Also worth checking out on the Eastern Islands: Spirit for a vegetarian buffet.
Where to eat in Transvaalbuurt: Michel-Inn
One of my new favourite streets in Oost is Pretoriusstraat, packed with specialist food shops and cute cafés. At the square on the western end of the street is Michel-Inn, which – despite the potentially pretentious name – is the very definition of gezellig: warm, cosy and with comforting dishes to match. They have a large clay oven, fired by wood, in which they cook pizzas to order. We tried the truffle burrata with caponata, which was perhaps something of a misnomer but still tasty. The burrata was just drizzled in black truffle oil, while the “caponata” essentially comprised pieces of aubergine and courgette in a rich tomato sauce.
Also good was the pasta of the day: in our case, lamb ragu with warming North African spices and generous ribbons of pappardelle. It had good flavour, but the lamb could’ve been cooked a little longer and slower for more tenderness. With a bottle of wine between the two of us, dinner came to €30 each, while the service and atmosphere were delightful throughout.
Also worth checking out in Transvaalbuurt: Le Due Sicilie for stellar Sicilian food at great value.
Where to eat in Oostpoort: Nomads
Every six months, the aptly named restaurant Nomads takes you on a culinary journey through a different country. The night I visited (and until around April 2019) that journey was to Jordan – I am a huge fan of Middle Eastern food, so the menu couldn’t have made me happier if they’d known I was coming. Not wanting to limit our choices, we decided to go for the Chef’s Menu, which started with three mezze-style dishes: sweet ‘n spicy muhammara (red pepper and walnut paste); fragrant falafel with yoghurt dip; and smooth but simple hummus – all excellent, and all served with fluffy warm whole-wheat pitas. Dinner was off to a good start.
The tussen gerechten included razor clams spiked with preserved lemons; lamb tartar with onions and capers; and soft, smoky aubergine with a coriander and basil dressing. The only dish we didn’t finish was the lamb because of the strength of the onions, but the rest was superbly flavoured.
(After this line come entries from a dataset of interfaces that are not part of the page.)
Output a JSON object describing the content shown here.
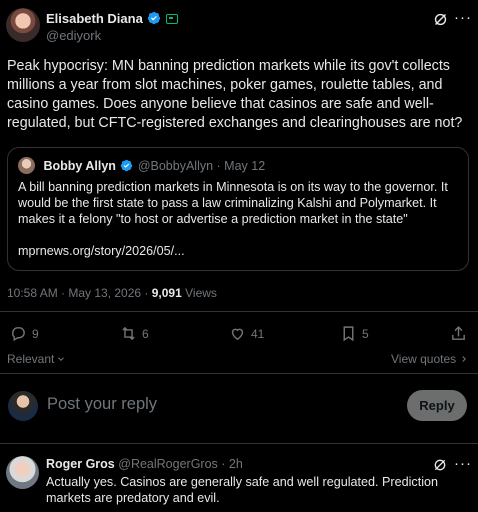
{
  "tweet": {
    "display_name": "Elisabeth Diana",
    "handle": "@ediyork",
    "text": "Peak hypocrisy: MN banning prediction markets while its gov't collects millions a year from slot machines, poker games, roulette tables, and casino games. Does anyone believe that casinos are safe and well-regulated, but CFTC-registered exchanges and clearinghouses are not?",
    "quoted": {
      "display_name": "Bobby Allyn",
      "handle_date": "@BobbyAllyn · May 12",
      "text": "A bill banning prediction markets in Minnesota is on its way to the governor. It would be the first state to pass a law criminalizing Kalshi and Polymarket. It makes it a felony \"to host or advertise a prediction market in the state\"",
      "link": "mprnews.org/story/2026/05/..."
    },
    "timestamp": "10:58 AM · May 13, 2026 · ",
    "views_count": "9,091",
    "views_label": " Views",
    "stats": {
      "replies": "9",
      "reposts": "6",
      "likes": "41",
      "bookmarks": "5"
    }
  },
  "sort": {
    "label": "Relevant",
    "view_quotes": "View quotes"
  },
  "composer": {
    "placeholder": "Post your reply",
    "button": "Reply"
  },
  "reply": {
    "display_name": "Roger Gros",
    "handle_time": "@RealRogerGros · 2h",
    "text": "Actually yes. Casinos are generally safe and well regulated. Prediction markets are predatory and evil."
  },
  "colors": {
    "verified": "#1d9bf0",
    "accent_green": "#00ba7c",
    "muted": "#71767b",
    "border": "#2f3336"
  }
}
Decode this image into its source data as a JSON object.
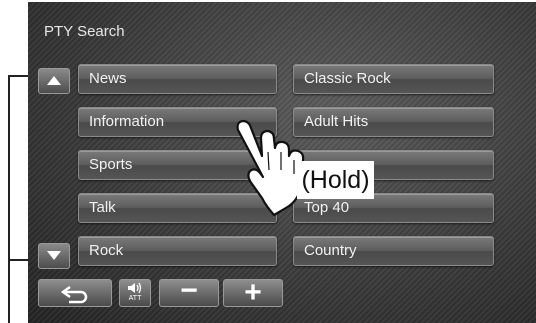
{
  "header": {
    "title": "PTY Search"
  },
  "list": {
    "left": [
      "News",
      "Information",
      "Sports",
      "Talk",
      "Rock"
    ],
    "right": [
      "Classic Rock",
      "Adult Hits",
      "",
      "Top 40",
      "Country"
    ]
  },
  "bottom_bar": {
    "att_label": "ATT",
    "minus_label": "−",
    "plus_label": "+"
  },
  "annotation": {
    "hold_label": "(Hold)"
  },
  "colors": {
    "background": "#3a3a3a",
    "button": "#5d5d5d",
    "text": "#f2f2f2"
  }
}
Instead of desserts, we requested an extra savoury dish, which meant we got three main courses: cauliflower with labneh, pomegranate and a buttery sauce; grilled duck with a whole grilled green pepper, beetroot puree and a sweet/umami jus; and another meat dish whose particulars were lost on me after a bottle of Chilean Pinot Noir but which in any case I remember as being a delight to eat.
Dinner came to €50 each, including the wine and a tip because the service was some of the friendliest I’ve ever experienced. Perhaps it’s because Oostpoort doesn’t quite feel like Amsterdam… Perhaps it’s because Nomads feels like Jordan…
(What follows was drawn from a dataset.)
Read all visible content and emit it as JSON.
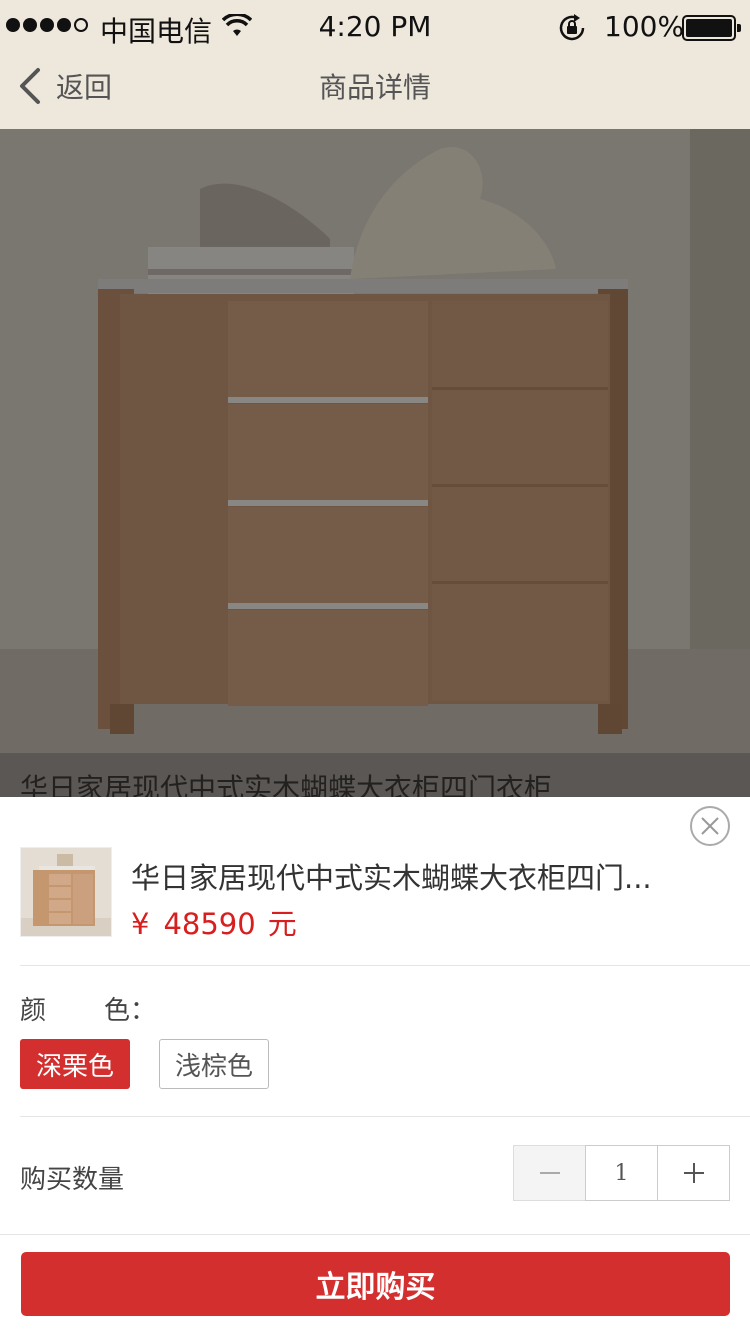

Also worth checking out in Oostpoort: Yatta Sushi for my favourite sushi in the area.
Where to eat in Amstelkwartier: The Lobby Fizeaustraat
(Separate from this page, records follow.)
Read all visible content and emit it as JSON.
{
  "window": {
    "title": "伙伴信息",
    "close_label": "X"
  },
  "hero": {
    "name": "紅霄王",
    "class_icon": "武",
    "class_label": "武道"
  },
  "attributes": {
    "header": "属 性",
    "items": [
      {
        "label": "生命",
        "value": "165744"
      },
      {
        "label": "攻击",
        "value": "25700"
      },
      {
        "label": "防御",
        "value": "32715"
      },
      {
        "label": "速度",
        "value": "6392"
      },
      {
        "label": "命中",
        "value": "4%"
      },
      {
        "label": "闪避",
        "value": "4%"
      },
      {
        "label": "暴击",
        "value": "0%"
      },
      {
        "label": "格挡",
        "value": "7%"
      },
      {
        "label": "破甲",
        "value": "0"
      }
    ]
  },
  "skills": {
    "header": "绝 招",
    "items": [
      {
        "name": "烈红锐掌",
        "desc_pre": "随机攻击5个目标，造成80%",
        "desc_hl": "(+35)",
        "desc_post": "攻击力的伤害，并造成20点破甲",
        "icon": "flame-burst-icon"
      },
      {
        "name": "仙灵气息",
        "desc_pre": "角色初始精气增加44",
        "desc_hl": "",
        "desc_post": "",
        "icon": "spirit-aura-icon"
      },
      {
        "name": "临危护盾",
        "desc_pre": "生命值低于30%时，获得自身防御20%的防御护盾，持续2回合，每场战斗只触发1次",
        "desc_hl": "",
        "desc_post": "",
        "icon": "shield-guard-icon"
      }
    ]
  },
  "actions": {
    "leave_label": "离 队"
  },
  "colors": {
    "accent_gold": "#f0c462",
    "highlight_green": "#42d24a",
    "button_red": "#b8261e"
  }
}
One morning during Amsterdam’s long Indian summer, we sat outside on the comfy, spacious terrace at The Lobby Fizeaustraat for brunch. The Caesar salad was excellent, with fresh anchovies, succulent chicken, crispy croutons and all the things you’d expect in a Caesar salad. Possibly a boiled egg would’ve been a bit more suitable than a poached egg, but that’s more of a preference than a complaint. We also tried another attempt at eggs Benedict (or whatever you call them when it’s with avocado, not ham). This time, they were made with similarly good eggs and Hollandaise but served on crusty bread. One of these days, I will make my millions importing English muffins into Holland…
I’ve not yet been to The Lobby for dinner, but it’s high on my list for this winter – not least because the interior of the restaurant and bar look just as sumptuous as the terrace.
Also worth checking out in Amstelkwartier: Persijn for Dutch food in the QO Hotel.